For my girls’ birthdays this past year they invited a small crew of friends out to a “fancy” dinner and lunch respectively, while their parents (aka the bill-payers) sat a few tables away, removed from the action. It’s a far cry from the first decade-plus of their lives, when parties were mostly at home, carefully themed, and usually resulted in mom or dad — or both — short-circuiting. For those of you who have read the birthday party chapter in my book, you know the end of the story. Somehow, as soon as the final guest would depart, all that anxiety would be replaced by a very particular post-party high, that feeling you get as a parent when you realize you’ve made your kid extremely happy, magnified by the whole joyful birthday vibe, and, well I’ll say this: It feels good. (Maybe the proper analogy here might be the one about banging your head against a wall because you know how nice it will feel when you stop. ) Anyway, in the book, I explain a pretty cool strategy to get yourself through any themed party with minimal nerve damage: Break the two hours into six 20-minute blocks. To illustrate what this looks like, Food Network photographed one of my half-dozen themes, an “Almost” Sleepover Party, where kids dress in pajamas, bring their sleeping bags, but don’t actually sleep over. (This is perfect for kindergarteners, first and second graders.) Check it out if you’re in the market for party ideas, including a slumber party cake and some pretty freaking adorable pigs- and beans-in-blankets. (Get it?)

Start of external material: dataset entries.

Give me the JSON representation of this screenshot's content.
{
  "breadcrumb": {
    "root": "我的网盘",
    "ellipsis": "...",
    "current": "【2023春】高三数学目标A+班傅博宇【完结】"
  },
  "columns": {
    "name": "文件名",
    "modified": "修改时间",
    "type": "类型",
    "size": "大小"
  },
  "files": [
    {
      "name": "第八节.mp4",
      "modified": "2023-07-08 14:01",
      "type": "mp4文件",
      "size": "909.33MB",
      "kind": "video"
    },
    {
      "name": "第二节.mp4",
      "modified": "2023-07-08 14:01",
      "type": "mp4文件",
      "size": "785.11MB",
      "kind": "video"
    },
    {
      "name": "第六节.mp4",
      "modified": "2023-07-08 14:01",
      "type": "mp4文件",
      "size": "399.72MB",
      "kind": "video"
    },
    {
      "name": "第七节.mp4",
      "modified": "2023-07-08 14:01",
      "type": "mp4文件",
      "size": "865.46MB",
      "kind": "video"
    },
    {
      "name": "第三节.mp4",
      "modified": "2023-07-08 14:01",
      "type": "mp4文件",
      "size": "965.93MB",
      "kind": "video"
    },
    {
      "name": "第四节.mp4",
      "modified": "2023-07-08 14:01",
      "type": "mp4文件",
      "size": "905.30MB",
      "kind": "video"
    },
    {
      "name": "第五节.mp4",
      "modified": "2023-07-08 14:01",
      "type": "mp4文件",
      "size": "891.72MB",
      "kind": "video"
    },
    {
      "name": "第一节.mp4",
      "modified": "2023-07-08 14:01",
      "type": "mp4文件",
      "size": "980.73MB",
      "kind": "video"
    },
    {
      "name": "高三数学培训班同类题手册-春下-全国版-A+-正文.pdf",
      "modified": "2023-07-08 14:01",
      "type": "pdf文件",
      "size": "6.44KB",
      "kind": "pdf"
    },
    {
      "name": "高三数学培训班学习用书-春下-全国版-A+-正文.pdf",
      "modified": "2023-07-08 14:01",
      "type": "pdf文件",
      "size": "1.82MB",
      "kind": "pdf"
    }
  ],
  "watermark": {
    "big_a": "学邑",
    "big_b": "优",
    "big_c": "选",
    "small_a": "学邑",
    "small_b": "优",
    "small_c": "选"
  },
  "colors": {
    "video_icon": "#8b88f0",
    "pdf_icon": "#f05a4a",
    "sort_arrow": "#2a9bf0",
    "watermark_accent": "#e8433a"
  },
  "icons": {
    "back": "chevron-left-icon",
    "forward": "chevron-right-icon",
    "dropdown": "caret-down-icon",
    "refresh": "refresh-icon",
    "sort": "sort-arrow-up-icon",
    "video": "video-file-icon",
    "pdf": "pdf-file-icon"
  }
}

Photo Credits: Phoebe’s handmade invitation, circa 2007: Chelsea Cavanaugh for How to Celebrate Everything. Slumber Party Cake and Pigs n Blankets: Heather Ramsdell for Food Network.

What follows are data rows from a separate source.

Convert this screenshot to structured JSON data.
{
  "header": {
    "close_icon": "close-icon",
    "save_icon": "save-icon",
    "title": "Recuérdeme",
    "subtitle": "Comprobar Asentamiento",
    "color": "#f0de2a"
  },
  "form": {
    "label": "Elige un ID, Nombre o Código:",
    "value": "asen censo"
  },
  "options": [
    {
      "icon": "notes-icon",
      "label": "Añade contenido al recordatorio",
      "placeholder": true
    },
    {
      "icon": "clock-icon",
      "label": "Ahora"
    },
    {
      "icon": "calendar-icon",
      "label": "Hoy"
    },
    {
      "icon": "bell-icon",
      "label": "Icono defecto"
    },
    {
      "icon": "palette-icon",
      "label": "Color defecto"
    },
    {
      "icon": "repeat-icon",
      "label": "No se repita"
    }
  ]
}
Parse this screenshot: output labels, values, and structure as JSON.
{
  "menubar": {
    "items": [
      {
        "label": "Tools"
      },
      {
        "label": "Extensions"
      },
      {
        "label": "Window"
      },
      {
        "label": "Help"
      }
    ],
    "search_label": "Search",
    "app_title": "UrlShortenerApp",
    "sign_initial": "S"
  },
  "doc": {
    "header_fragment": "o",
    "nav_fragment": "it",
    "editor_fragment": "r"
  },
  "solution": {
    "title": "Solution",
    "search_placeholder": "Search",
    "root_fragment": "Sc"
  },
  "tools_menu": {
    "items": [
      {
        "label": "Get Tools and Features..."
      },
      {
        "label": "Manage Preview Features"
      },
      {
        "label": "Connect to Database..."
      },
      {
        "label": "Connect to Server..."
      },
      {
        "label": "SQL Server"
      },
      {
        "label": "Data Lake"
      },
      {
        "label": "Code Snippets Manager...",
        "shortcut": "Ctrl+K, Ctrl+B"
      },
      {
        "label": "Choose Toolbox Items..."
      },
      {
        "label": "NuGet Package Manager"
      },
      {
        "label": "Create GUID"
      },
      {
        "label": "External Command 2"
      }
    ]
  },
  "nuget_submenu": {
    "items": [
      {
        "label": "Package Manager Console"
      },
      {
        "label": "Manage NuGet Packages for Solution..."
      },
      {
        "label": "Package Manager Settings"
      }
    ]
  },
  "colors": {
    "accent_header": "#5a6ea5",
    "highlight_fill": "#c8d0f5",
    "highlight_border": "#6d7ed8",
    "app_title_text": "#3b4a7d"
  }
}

We did a similar theme for my 6 year old’s birthday party 4 (!!) years ago. She had friends come for breakfast on a Sunday morning. Kids arrived at 8:30 and cleared out by 10:30. Parents had a relaxing breakfast or coffee date out. All the kids loved it!

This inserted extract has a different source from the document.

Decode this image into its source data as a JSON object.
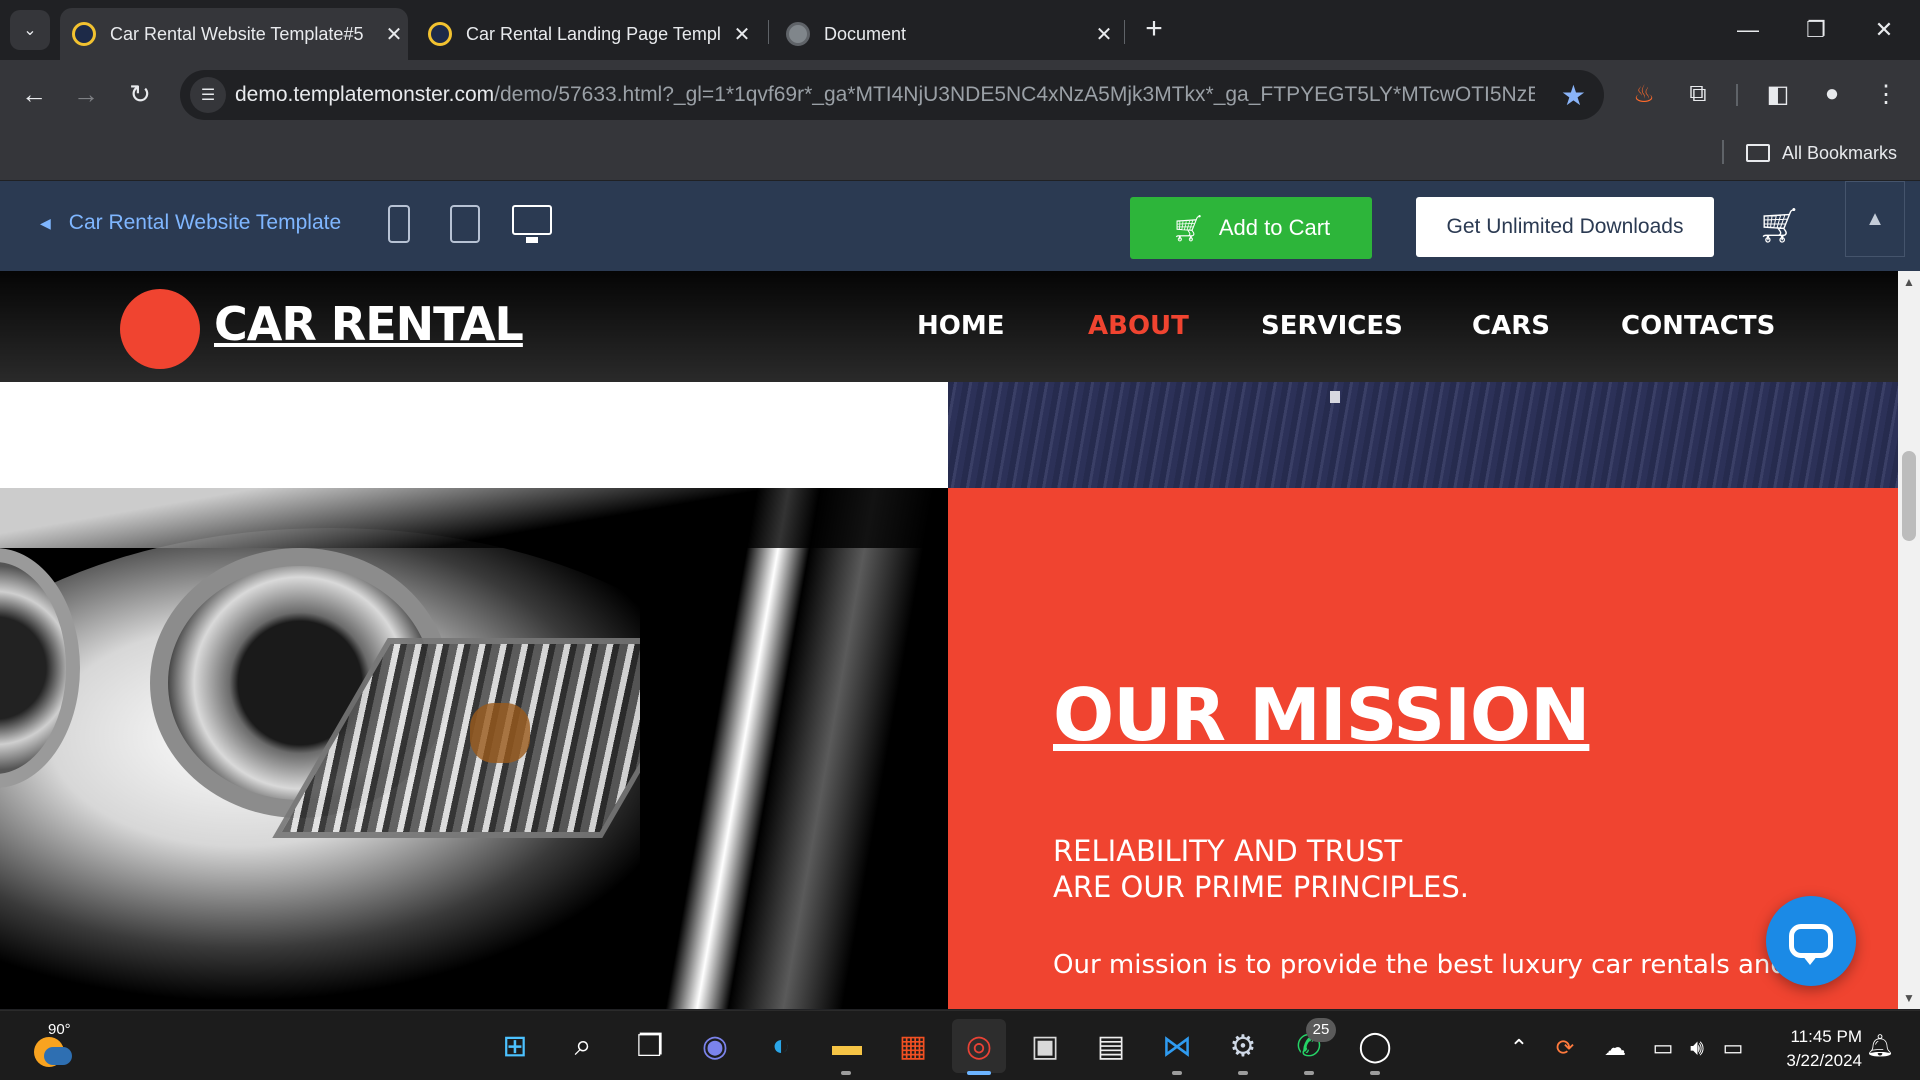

Fun, we do this too and call it a “sleep-under.” The kids love it but aren’t super exhausted the next day!
This brings back memories of my clever mother who did birthday parties only when you were 10 and 16. For the 10th she had the kids come for lunch–from school! So the party was one hour! It had it all-games, lunch, cake and then…BACK TO SCHOOL (which was across the street). She was (and still is) one smart cookie. She has nine children so her system worked beautifully.
That might be the most genius thing I’ve heard all year.
Funny. Kind of off your main topic, but I was just thinking about when did schools get rid of being able to go home for lunch.
Somewhere around the time most moms went to work…. In our neck of the woods it was the mid-1970s.
For my girls’ birthdays this past year they invited a small crew of friends out to a “fancy” dinner and lunch respectively, while their parents (aka the bill-payers) sat a few tables away, removed from the action.
If you’re going to go to the restaurant, why not join in??
Love this idea. My 1st grader has been dying for a sleep over, but I know he is not up to the entire affair. I would have them in the early am, when we are up. But it seems that most other parents don’t want to come so early. So the 6-8pm is a good idea. Or for us, maybe 5:30-7:30pm…. We do have 3-year-old who will giddily try to pry her way into everything.